** Task **
After locating the line that contains "Parse this screenshot: output", quote it and all lines after it through the end of the entries, and nothing more. Pictures stay out.

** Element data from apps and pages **
-----
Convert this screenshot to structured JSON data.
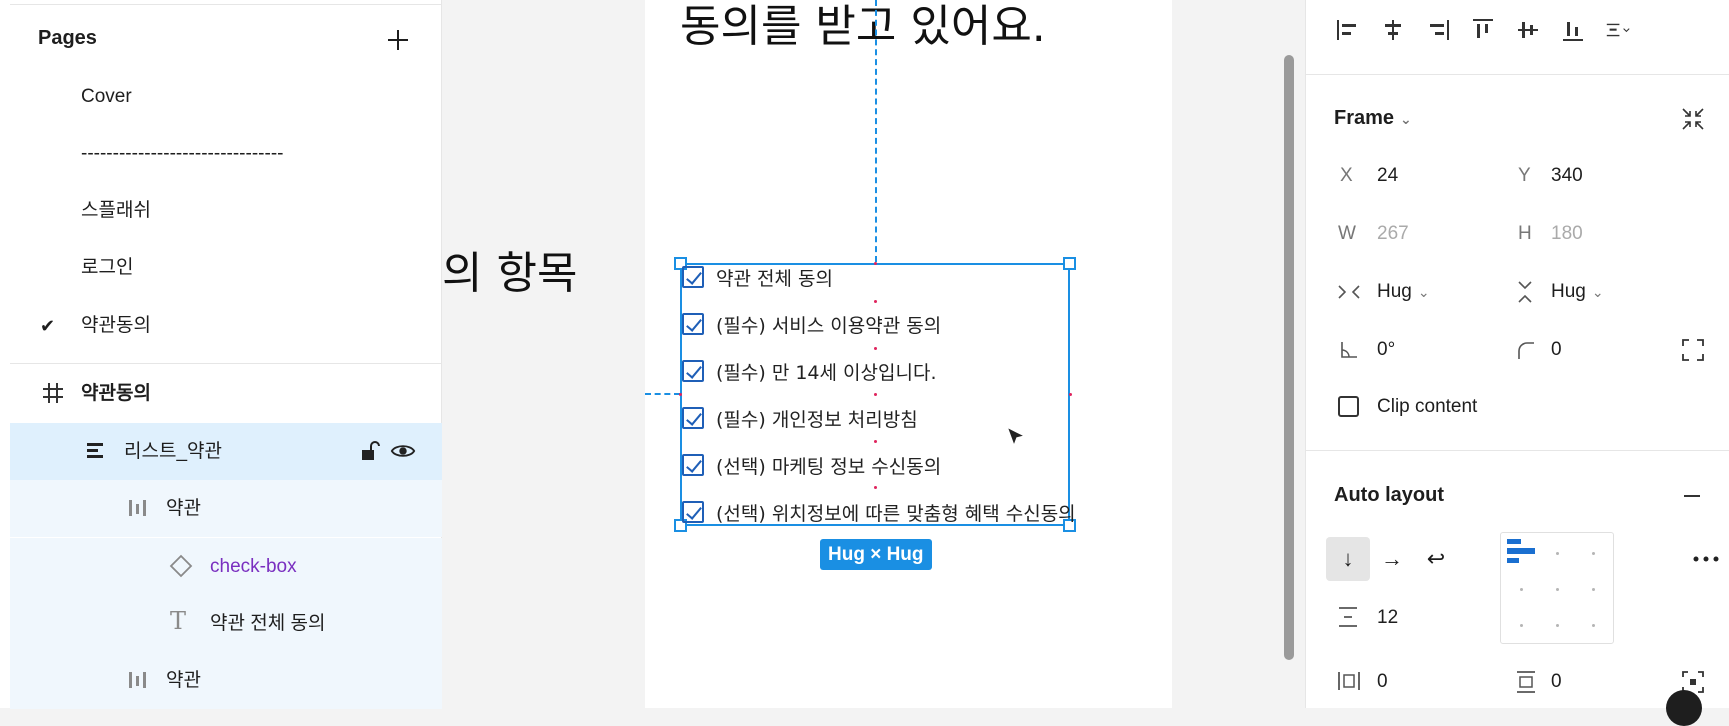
{
  "pages_panel": {
    "title": "Pages",
    "items": [
      {
        "label": "Cover",
        "current": false
      },
      {
        "label": "--------------------------------",
        "current": false
      },
      {
        "label": "스플래쉬",
        "current": false
      },
      {
        "label": "로그인",
        "current": false
      },
      {
        "label": "약관동의",
        "current": true
      }
    ]
  },
  "layers": {
    "frame": "약관동의",
    "list": "리스트_약관",
    "group1": "약관",
    "component": "check-box",
    "text_layer": "약관 전체 동의",
    "group2": "약관"
  },
  "canvas": {
    "heading_top": "동의를 받고 있어요.",
    "heading_mid": "의 항목",
    "checkbox_items": [
      "약관 전체 동의",
      "(필수) 서비스 이용약관 동의",
      "(필수) 만 14세 이상입니다.",
      "(필수) 개인정보 처리방침",
      "(선택) 마케팅 정보 수신동의",
      "(선택) 위치정보에 따른 맞춤형 혜택 수신동의"
    ],
    "size_badge": "Hug × Hug"
  },
  "inspector": {
    "frame_title": "Frame",
    "x_label": "X",
    "x_value": "24",
    "y_label": "Y",
    "y_value": "340",
    "w_label": "W",
    "w_value": "267",
    "h_label": "H",
    "h_value": "180",
    "width_mode": "Hug",
    "height_mode": "Hug",
    "rotation": "0°",
    "radius": "0",
    "clip_label": "Clip content",
    "auto_layout_title": "Auto layout",
    "gap": "12",
    "padding_h": "0",
    "padding_v": "0"
  },
  "colors": {
    "accent": "#1a8fe3",
    "selection_bg": "#dff0fd",
    "component": "#7a2fc0"
  }
}
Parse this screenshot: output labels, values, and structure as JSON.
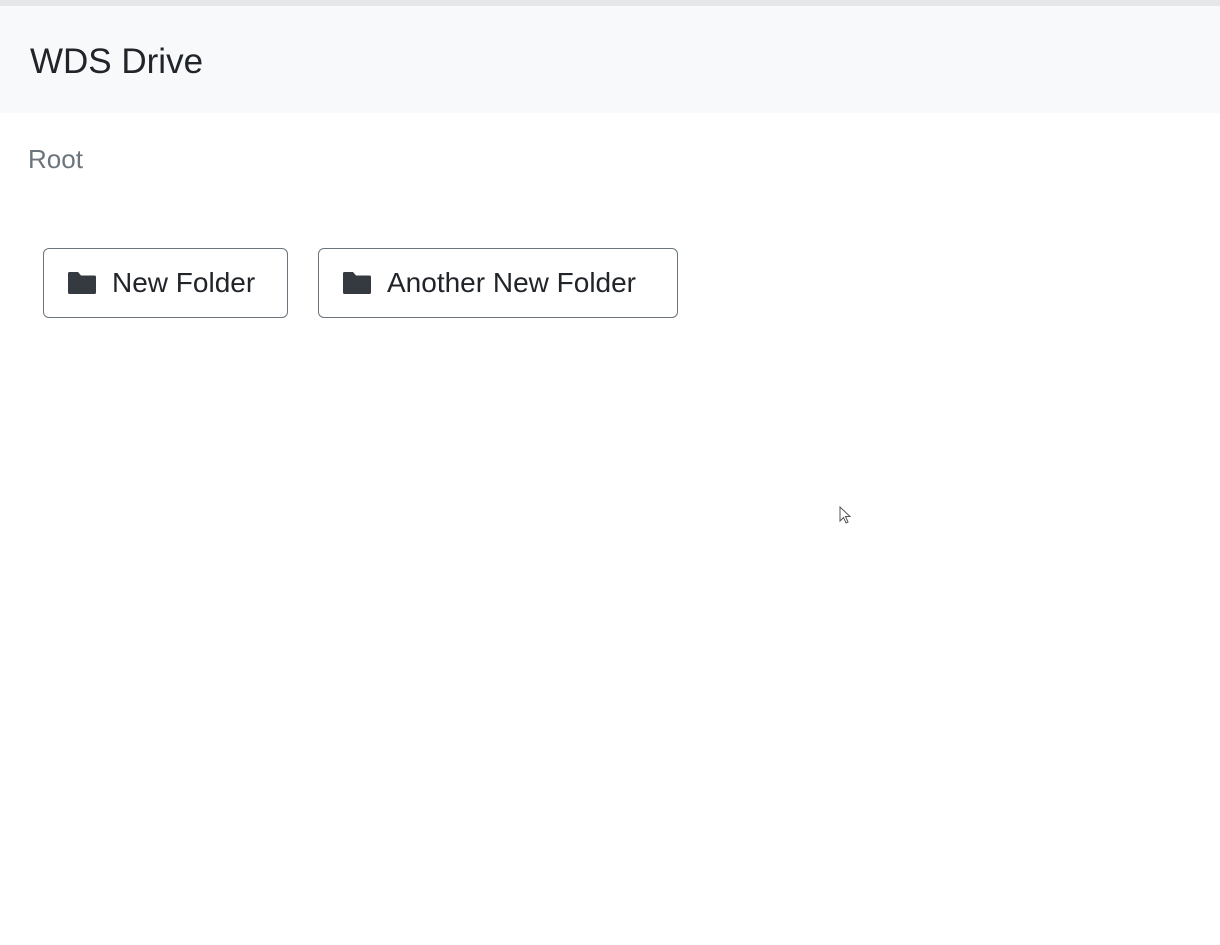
{
  "app": {
    "brand": "WDS Drive"
  },
  "breadcrumb": {
    "current": "Root"
  },
  "folders": [
    {
      "name": "New Folder",
      "icon": "folder-icon"
    },
    {
      "name": "Another New Folder",
      "icon": "folder-icon"
    }
  ],
  "colors": {
    "navbar_bg": "#f8f9fa",
    "breadcrumb_text": "#6c757d",
    "button_border": "#6c757d",
    "icon": "#343a40"
  }
}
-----
** Solution below **
Parse this screenshot: output labels, values, and structure as JSON.
{
  "app": {
    "brand": "WDS Drive"
  },
  "breadcrumb": {
    "current": "Root"
  },
  "folders": [
    {
      "name": "New Folder",
      "icon": "folder-icon"
    },
    {
      "name": "Another New Folder",
      "icon": "folder-icon"
    }
  ],
  "colors": {
    "navbar_bg": "#f8f9fa",
    "breadcrumb_text": "#6c757d",
    "button_border": "#6c757d",
    "icon": "#343a40"
  }
}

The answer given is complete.